When you write out the material, keep every line exactly as it is.

^^^^^^^^^^^^^^^^

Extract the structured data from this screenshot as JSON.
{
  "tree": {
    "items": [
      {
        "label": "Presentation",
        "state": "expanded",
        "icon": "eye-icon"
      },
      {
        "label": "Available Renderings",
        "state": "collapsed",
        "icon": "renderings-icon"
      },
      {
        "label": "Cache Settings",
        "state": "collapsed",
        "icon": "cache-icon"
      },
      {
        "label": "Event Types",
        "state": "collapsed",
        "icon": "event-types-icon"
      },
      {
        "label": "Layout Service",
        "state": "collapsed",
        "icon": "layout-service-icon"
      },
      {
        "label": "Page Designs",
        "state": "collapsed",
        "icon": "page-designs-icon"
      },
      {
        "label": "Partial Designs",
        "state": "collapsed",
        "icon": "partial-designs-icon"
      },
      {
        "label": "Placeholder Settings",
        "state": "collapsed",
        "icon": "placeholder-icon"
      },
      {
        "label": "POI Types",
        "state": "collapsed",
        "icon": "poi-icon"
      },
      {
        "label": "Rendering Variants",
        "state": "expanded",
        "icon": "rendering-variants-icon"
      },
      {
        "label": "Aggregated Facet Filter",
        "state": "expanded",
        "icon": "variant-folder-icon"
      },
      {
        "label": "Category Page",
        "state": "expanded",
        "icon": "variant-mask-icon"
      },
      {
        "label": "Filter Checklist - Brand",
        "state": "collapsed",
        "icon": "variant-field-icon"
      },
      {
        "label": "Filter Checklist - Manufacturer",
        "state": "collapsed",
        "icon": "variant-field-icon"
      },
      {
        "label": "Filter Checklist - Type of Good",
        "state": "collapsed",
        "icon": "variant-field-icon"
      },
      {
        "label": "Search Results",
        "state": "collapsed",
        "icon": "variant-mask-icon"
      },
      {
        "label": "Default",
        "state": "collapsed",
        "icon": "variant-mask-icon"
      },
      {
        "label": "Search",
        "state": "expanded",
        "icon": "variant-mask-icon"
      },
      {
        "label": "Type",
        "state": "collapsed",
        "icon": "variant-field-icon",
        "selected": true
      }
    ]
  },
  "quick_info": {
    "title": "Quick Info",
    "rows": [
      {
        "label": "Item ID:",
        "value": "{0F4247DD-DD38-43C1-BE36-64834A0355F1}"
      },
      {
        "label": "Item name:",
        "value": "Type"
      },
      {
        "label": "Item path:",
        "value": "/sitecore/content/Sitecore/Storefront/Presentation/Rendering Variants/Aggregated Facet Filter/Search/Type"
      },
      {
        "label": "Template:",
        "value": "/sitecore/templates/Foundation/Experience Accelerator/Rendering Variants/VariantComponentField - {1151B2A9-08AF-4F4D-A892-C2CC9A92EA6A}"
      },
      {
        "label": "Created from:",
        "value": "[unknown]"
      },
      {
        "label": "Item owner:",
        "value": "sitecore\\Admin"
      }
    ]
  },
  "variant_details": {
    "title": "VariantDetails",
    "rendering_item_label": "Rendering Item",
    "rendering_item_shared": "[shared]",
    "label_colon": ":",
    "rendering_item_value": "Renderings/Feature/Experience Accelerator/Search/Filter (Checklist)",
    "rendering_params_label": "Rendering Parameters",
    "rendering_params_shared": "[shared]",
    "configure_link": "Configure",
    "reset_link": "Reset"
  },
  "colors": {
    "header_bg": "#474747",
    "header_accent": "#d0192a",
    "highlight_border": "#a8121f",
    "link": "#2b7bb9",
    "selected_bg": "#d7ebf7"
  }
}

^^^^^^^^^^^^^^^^

» Solution for this task
Extract the structured data from this screenshot as JSON.
{
  "tree": {
    "items": [
      {
        "label": "Presentation",
        "state": "expanded",
        "icon": "eye-icon"
      },
      {
        "label": "Available Renderings",
        "state": "collapsed",
        "icon": "renderings-icon"
      },
      {
        "label": "Cache Settings",
        "state": "collapsed",
        "icon": "cache-icon"
      },
      {
        "label": "Event Types",
        "state": "collapsed",
        "icon": "event-types-icon"
      },
      {
        "label": "Layout Service",
        "state": "collapsed",
        "icon": "layout-service-icon"
      },
      {
        "label": "Page Designs",
        "state": "collapsed",
        "icon": "page-designs-icon"
      },
      {
        "label": "Partial Designs",
        "state": "collapsed",
        "icon": "partial-designs-icon"
      },
      {
        "label": "Placeholder Settings",
        "state": "collapsed",
        "icon": "placeholder-icon"
      },
      {
        "label": "POI Types",
        "state": "collapsed",
        "icon": "poi-icon"
      },
      {
        "label": "Rendering Variants",
        "state": "expanded",
        "icon": "rendering-variants-icon"
      },
      {
        "label": "Aggregated Facet Filter",
        "state": "expanded",
        "icon": "variant-folder-icon"
      },
      {
        "label": "Category Page",
        "state": "expanded",
        "icon": "variant-mask-icon"
      },
      {
        "label": "Filter Checklist - Brand",
        "state": "collapsed",
        "icon": "variant-field-icon"
      },
      {
        "label": "Filter Checklist - Manufacturer",
        "state": "collapsed",
        "icon": "variant-field-icon"
      },
      {
        "label": "Filter Checklist - Type of Good",
        "state": "collapsed",
        "icon": "variant-field-icon"
      },
      {
        "label": "Search Results",
        "state": "collapsed",
        "icon": "variant-mask-icon"
      },
      {
        "label": "Default",
        "state": "collapsed",
        "icon": "variant-mask-icon"
      },
      {
        "label": "Search",
        "state": "expanded",
        "icon": "variant-mask-icon"
      },
      {
        "label": "Type",
        "state": "collapsed",
        "icon": "variant-field-icon",
        "selected": true
      }
    ]
  },
  "quick_info": {
    "title": "Quick Info",
    "rows": [
      {
        "label": "Item ID:",
        "value": "{0F4247DD-DD38-43C1-BE36-64834A0355F1}"
      },
      {
        "label": "Item name:",
        "value": "Type"
      },
      {
        "label": "Item path:",
        "value": "/sitecore/content/Sitecore/Storefront/Presentation/Rendering Variants/Aggregated Facet Filter/Search/Type"
      },
      {
        "label": "Template:",
        "value": "/sitecore/templates/Foundation/Experience Accelerator/Rendering Variants/VariantComponentField - {1151B2A9-08AF-4F4D-A892-C2CC9A92EA6A}"
      },
      {
        "label": "Created from:",
        "value": "[unknown]"
      },
      {
        "label": "Item owner:",
        "value": "sitecore\\Admin"
      }
    ]
  },
  "variant_details": {
    "title": "VariantDetails",
    "rendering_item_label": "Rendering Item",
    "rendering_item_shared": "[shared]",
    "label_colon": ":",
    "rendering_item_value": "Renderings/Feature/Experience Accelerator/Search/Filter (Checklist)",
    "rendering_params_label": "Rendering Parameters",
    "rendering_params_shared": "[shared]",
    "configure_link": "Configure",
    "reset_link": "Reset"
  },
  "colors": {
    "header_bg": "#474747",
    "header_accent": "#d0192a",
    "highlight_border": "#a8121f",
    "link": "#2b7bb9",
    "selected_bg": "#d7ebf7"
  }
}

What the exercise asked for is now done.